» **THE RECORDS**
-*-

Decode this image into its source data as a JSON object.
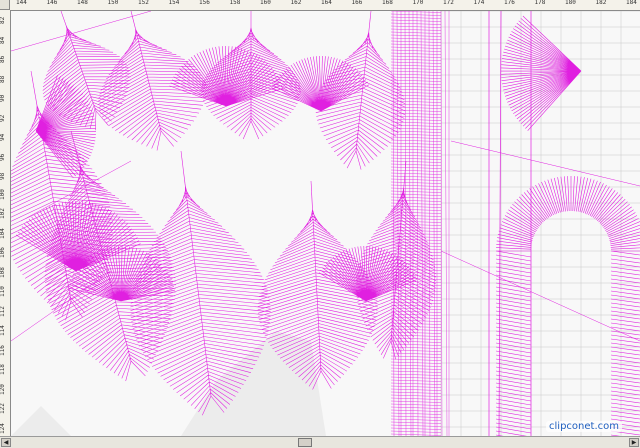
{
  "ruler_top": {
    "labels": [
      "144",
      "146",
      "148",
      "150",
      "152",
      "154",
      "156",
      "158",
      "160",
      "162",
      "164",
      "166",
      "168",
      "170",
      "172",
      "174",
      "176",
      "178",
      "180",
      "182",
      "184"
    ]
  },
  "ruler_left": {
    "labels": [
      "82",
      "84",
      "86",
      "88",
      "90",
      "92",
      "94",
      "96",
      "98",
      "100",
      "102",
      "104",
      "106",
      "108",
      "110",
      "112",
      "114",
      "116",
      "118",
      "120",
      "122",
      "124"
    ]
  },
  "canvas": {
    "stitch_color": "#e020e0",
    "background_color": "#ececec",
    "fabric_color": "#f8f8f8",
    "grid_color": "#c8c8c8"
  },
  "scrollbar": {
    "left_arrow": "◀",
    "right_arrow": "▶"
  },
  "watermark": "clipconet.com"
}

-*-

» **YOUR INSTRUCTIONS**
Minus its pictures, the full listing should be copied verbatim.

» **RESPONSE FOR THIS EXERCISE**
Decode this image into its source data as a JSON object.
{
  "ruler_top": {
    "labels": [
      "144",
      "146",
      "148",
      "150",
      "152",
      "154",
      "156",
      "158",
      "160",
      "162",
      "164",
      "166",
      "168",
      "170",
      "172",
      "174",
      "176",
      "178",
      "180",
      "182",
      "184"
    ]
  },
  "ruler_left": {
    "labels": [
      "82",
      "84",
      "86",
      "88",
      "90",
      "92",
      "94",
      "96",
      "98",
      "100",
      "102",
      "104",
      "106",
      "108",
      "110",
      "112",
      "114",
      "116",
      "118",
      "120",
      "122",
      "124"
    ]
  },
  "canvas": {
    "stitch_color": "#e020e0",
    "background_color": "#ececec",
    "fabric_color": "#f8f8f8",
    "grid_color": "#c8c8c8"
  },
  "scrollbar": {
    "left_arrow": "◀",
    "right_arrow": "▶"
  },
  "watermark": "clipconet.com"
}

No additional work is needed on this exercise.